TOPEKA — Senators and representatives plunged into conflict Thursday about placement on statewide ballots of a constitutional amendment countering the Kansas Supreme Court’s observation public schools could be shut down absent correction of school finance inadequacies.
A series of special-interest organizations supportive of K-12 public schools serving 460,000 students expressed skepticism about advancing an amendment to the Kansas Constitution during a special session of the Legislature next week.
Two conservative organizations, Kansas Policy Institute and the Kansas Chamber, offered testimony in support of putting an amendment on the November ballot to restrain the Supreme Court.
“The constitution must be amended to permanently resolve the litigation cycle and get the focus back in the classroom where it belongs,” said KPI representative David Dorsey.
He said existing language in the constitution — adopted 50 years ago — mandating the state provide “suitable” public education ought to be stricken to make it nearly impossible for plaintiff school districts to advance lawsuits on school funding.
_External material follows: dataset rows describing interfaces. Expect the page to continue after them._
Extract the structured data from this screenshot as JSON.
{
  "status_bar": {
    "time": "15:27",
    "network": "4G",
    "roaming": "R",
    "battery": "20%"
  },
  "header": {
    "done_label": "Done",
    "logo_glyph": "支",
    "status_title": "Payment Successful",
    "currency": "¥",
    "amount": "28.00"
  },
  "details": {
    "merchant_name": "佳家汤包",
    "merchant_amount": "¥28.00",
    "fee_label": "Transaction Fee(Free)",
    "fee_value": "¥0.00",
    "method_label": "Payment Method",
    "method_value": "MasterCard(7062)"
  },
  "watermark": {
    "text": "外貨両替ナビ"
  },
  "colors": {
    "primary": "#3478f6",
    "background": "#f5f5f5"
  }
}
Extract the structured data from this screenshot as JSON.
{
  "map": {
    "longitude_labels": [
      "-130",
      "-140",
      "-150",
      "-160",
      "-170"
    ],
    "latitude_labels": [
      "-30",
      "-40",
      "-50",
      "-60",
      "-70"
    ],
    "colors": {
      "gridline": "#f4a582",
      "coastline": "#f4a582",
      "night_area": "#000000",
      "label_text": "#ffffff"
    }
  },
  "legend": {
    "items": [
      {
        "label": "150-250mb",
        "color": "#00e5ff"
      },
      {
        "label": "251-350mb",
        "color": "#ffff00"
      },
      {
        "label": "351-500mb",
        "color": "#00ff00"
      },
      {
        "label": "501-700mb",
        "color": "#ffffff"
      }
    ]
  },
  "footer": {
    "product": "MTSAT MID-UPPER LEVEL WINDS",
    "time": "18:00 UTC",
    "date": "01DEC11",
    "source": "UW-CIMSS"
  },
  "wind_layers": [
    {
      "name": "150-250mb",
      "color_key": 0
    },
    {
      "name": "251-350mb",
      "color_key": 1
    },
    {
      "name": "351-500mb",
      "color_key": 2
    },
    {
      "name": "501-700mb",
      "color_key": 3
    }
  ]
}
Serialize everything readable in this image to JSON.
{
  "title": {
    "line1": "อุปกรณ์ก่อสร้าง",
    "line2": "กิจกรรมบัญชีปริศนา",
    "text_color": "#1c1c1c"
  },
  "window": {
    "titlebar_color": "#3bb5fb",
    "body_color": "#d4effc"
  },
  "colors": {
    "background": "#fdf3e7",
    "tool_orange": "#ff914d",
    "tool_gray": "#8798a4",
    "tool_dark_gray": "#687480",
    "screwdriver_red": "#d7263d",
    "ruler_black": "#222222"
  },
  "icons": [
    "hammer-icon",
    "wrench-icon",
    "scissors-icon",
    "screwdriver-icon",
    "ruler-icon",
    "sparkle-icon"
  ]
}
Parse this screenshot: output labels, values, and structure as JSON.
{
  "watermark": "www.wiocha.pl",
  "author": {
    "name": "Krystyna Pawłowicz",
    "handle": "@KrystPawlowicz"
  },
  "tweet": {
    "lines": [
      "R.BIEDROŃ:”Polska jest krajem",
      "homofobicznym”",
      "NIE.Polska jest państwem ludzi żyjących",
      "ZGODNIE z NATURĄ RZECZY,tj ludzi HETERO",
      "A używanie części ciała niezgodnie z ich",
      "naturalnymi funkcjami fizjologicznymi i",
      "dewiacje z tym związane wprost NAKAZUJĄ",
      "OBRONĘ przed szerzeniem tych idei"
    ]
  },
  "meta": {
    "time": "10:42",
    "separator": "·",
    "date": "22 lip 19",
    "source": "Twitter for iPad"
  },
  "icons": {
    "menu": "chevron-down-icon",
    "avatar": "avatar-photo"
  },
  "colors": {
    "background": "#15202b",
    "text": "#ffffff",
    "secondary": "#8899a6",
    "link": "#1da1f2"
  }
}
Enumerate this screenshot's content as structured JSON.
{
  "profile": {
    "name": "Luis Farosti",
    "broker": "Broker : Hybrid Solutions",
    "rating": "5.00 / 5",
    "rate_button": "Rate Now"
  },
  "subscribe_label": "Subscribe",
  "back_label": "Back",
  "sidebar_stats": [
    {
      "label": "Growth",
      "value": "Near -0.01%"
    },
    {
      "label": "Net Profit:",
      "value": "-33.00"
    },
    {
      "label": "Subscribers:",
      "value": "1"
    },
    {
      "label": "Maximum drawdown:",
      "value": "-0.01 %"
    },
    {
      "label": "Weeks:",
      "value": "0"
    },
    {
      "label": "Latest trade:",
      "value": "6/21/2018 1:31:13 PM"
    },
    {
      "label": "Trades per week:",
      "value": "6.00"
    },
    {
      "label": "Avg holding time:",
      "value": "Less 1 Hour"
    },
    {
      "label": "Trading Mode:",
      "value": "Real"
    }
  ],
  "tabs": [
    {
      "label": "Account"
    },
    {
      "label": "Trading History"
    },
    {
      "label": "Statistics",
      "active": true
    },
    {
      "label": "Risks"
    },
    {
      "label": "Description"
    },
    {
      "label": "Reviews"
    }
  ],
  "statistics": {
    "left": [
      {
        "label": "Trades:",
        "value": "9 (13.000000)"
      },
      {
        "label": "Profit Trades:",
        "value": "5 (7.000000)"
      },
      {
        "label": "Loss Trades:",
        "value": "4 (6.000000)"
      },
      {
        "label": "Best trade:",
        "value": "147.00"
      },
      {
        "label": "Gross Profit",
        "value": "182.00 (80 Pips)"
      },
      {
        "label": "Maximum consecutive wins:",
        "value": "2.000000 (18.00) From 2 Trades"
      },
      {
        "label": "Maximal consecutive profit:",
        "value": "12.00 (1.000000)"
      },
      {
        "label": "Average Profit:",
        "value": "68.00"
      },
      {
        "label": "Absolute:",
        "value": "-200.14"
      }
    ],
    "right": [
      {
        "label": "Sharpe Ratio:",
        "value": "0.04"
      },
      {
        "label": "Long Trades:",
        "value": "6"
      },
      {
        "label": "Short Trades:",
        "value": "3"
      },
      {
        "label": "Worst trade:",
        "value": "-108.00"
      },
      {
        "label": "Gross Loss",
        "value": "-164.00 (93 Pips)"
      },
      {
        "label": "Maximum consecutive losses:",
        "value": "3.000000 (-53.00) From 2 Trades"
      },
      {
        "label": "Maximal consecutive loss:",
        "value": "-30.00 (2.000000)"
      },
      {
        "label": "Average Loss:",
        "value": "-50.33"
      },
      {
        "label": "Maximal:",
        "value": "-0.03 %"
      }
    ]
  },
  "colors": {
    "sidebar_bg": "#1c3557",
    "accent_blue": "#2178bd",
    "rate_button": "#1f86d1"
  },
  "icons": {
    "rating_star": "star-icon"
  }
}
He proposed a second amendment to guarantee a certain level of state aid to districts, but if academic goals weren’t met, the students would be given vouchers to attend schools of his or her choice.
Legislative staff drafted a pair of constitutional amendments modeled on a state law forbidding the judicial branch from blocking distribution of $4 billion in state education funding and setting the stage for a shutdown. This 2005 anti-closure law, a byproduct of the last special session on education funding, would be modified to prevent the legislative and judicial branches from locking down schools in the future.
Mark Tallman, who spoke on behalf of three associations serving school board members, administrators and superintendents, said a Supreme Court order pulling the plug on schools would be detrimental to all students. He questioned necessity of rewriting the constitution based on political response to the latest school-finance litigation.
“The people of Kansas placed the requirement for suitable finance of the educational interests of the state in the state constitution precisely in order to provide a higher standard than ordinary legislative majorities,” Tallman said. “A constitutional right or requirement that cannot be enforced is no right at all.”
In May, justices of the state’s highest court ruled inequities remained in state aid and those ought to be resolved by June 30. Gov. Sam Brownback and the Legislature answered by ordering a special session scheduled to start June 23.
The immediate constitutional flaw could be corrected with infusion of $38 million, but an extra $12 million would be necessary to hold harmless other districts in the state. The issue at hand centers on equity of state spending to education.
The Supreme Court hasn’t ruled yet on the adequacy of state funding, a potentially more expensive conflict raised when a handful of school districts filed suit against the state.
In advance of the election-year special session at the Capitol, members of the House and Senate Judiciary committees got together to search for consensus on imposition of a constitutional rebuttal blocking school closures, as well as ideas for meeting the financial equity issue. The group of legislators planned to reconvene today.
A state constitutional amendment requires backing by two-thirds of House and Senate members. If attained, the language moves to a statewide ballot. It requires a simple majority of Kansas voters for approval.
No politician or lobbyist on the first day of debate went on record in favor of locking schoolhouse doors, but evidence emerged of deep division among legislators about inserting a no-closure constitutional provision on ballots in November.
“There are a lot of people on this committee tired of litigation,” said Rep. Annie Kuether, D-Topeka. “Doesn’t this just invite more litigation?”
Hutchinson Rep. Jan Pauls said consideration could be given to changing state law so the school amendment could be added to the August primary ballot.
The Republican said a complicating factor was federal law prescribing the minimum time given to vote by mail ballot for Kansans in the military or living overseas. Apparently, that deadline was Thursday.
“I know we’ve been out of compliance with that before,” Pauls said. “In theory, if the Legislature wanted to, we could change that date.”
Rep. Fred Patton, R-Topeka, said the Legislature had no business drafting constitutional amendments in a hastily called special session and in the middle of primary campaigns for every House and Senate seat.
“If we’re going to do it, it should be done during the regular session,” Patton said.
Sen. Julia Lynn, an Olathe Republican, expressed frustration with the Supreme Court moving the target on public school finance.
“How much is enough? What is the number? Every time we put a number on it, it’s never enough,” Lynn said.
Kansas legislative researchers could find only one instance — New Jersey, in 1975 — when a state supreme court forced closure of public schools. That state’s schools remained closed for eight days. In ongoing litigation in Washington state, the court found the state in contempt before ordering a fine of $100,000 per day.